The cuts break down this way (we’re rounding a bit, so everything might not add up exactly):

* The state’s contribution would decrease by about $11 million, but remain largely the same, about $8.9 billion.

* Required local education taxes would shrink by about $660 million, and discretionary local taxes would shrink an additional $200 million -- shrinking the local contribution from about $8.4 billion to nearly $7.5 billion.

* And the state also would not replace about $873 million in federal stimulus funds.

On the other side of the ledger is Scott’s proposed cut to the 5.5 percent corporate income tax. The tax is exactly what it sounds like -- it’s paid as a percentage of the incomes of Florida businesses. Florida already has one of the lower corporate tax rates in the country, but Scott has made eliminating the tax a priority.

As part of his 2011-12 budget, Scott proposes reducing the tax rate to 3 percent.
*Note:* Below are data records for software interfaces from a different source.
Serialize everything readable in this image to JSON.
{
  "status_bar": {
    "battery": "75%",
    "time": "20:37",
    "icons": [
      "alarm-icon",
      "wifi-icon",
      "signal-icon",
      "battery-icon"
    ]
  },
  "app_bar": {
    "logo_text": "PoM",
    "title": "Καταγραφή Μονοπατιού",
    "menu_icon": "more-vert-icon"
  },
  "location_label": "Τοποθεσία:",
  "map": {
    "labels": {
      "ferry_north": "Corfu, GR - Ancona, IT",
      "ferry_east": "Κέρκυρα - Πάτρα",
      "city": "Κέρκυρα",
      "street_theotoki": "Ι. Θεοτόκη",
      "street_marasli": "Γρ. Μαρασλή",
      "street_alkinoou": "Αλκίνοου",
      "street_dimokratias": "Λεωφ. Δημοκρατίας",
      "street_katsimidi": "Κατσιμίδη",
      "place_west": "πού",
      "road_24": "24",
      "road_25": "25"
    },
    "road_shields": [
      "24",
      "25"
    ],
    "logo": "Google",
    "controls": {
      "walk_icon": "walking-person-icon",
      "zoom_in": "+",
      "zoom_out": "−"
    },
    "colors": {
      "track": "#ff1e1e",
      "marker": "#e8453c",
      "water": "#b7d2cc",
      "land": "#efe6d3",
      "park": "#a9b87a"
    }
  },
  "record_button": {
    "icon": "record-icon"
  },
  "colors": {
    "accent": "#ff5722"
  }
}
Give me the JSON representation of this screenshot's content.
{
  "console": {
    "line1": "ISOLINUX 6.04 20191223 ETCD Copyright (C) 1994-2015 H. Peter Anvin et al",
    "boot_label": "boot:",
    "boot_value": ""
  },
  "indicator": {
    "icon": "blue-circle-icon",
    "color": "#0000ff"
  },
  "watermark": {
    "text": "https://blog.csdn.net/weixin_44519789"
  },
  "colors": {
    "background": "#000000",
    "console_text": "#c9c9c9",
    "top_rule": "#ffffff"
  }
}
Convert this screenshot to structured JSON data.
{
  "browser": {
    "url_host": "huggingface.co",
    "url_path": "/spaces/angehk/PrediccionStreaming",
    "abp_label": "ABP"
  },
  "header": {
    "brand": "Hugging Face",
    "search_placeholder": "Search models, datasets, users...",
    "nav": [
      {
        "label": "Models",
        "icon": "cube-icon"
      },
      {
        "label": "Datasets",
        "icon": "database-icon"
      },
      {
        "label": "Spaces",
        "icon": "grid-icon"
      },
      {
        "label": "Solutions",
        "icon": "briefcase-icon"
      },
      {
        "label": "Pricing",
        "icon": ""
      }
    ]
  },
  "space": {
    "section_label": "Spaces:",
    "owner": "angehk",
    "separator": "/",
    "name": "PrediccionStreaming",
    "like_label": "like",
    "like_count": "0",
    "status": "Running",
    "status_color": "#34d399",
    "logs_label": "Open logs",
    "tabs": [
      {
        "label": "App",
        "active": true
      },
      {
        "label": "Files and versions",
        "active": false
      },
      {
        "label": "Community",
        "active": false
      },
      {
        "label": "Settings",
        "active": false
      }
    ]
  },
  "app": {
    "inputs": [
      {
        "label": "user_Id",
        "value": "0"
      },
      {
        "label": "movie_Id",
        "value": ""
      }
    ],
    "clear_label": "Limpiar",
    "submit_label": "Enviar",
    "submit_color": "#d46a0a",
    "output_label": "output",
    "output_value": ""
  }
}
His office says the reduction will save corporations $460 million. Put another way, the cut will trim state revenues as part of the 2011-12 budget by $460 million.

It doesn’t take an Ivy League mathematics degree to figure out that the numbers don’t begin to line up the way Grayson suggests. The tax cuts represent $460 million, which is less than one third of the $1.7 billion education cut.

Part of the issue might be Scott’s budget proposal is actually for two years -- 2011-12 and 2012-13. Over two years -- after factoring in a second reduction of the corporate income tax rate from 3 to 2.5 percent -- corporations would save a total of $1.5 billion, according to the governor’s office.

But that’s not being fair -- $1.5 billion over two years doesn’t exactly compare to $1.7 billion over one year.

In reviewing Scott’s tax-cutting proposals, it appears Grayson’s error also could have been singling out the corporate income tax as a way to cast Scott as a greedy CEO-type looking out only for his buddies.

As we said in a previous item, Scott is proposing a total of $1.7 billion in tax and fee cuts as part of his 2011-12 budget. Scott’s proposal includes cuts to the corporate income tax, a cut to required school district property taxes, and a cut to unemployment taxes. PolitiFact Florida has previously ruled that roughly half of those cuts apply only to businesses, while half apply to homeowners and typical Floridians.

Look at the numbers -- a total of $1.7 billion in tax and fee cuts in 2011-12 versus a proposed total education funding cut of $1.7 billion. They match (well, they’re not identical, because of rounding).

And there’s one final way to look at this. The corporate income tax is estimated to collect about $2 billion in the current budget year. If it’s eliminated, a goal of Scott’s, that would be $2 billion less the state would receive. That’s on the order of the $1.7 billion K-12 education Scott is proposing for 2011-12.

But again, that’s comparing additional budget years beyond even 2012-13 to cuts coming this year.

On MSNBC, Grayson targeted Scott’s proposal to cut the corporate income tax, suggesting the cuts for corporate CEOs are being paid for on the back of students. While he’s right that any tax cut results in money not available to be spent on programs like education, he gets his numbers wrong.

If Grayson had said the tax cuts and fees being proposed by Scott are being paid for by education cuts, he’d have more of a point. But sticking to what he said, we rate this claim Barely True.



Editor's note: This statement was rated Barely True when it was published. On July 27, 2011, we changed the name for the rating to Mostly False.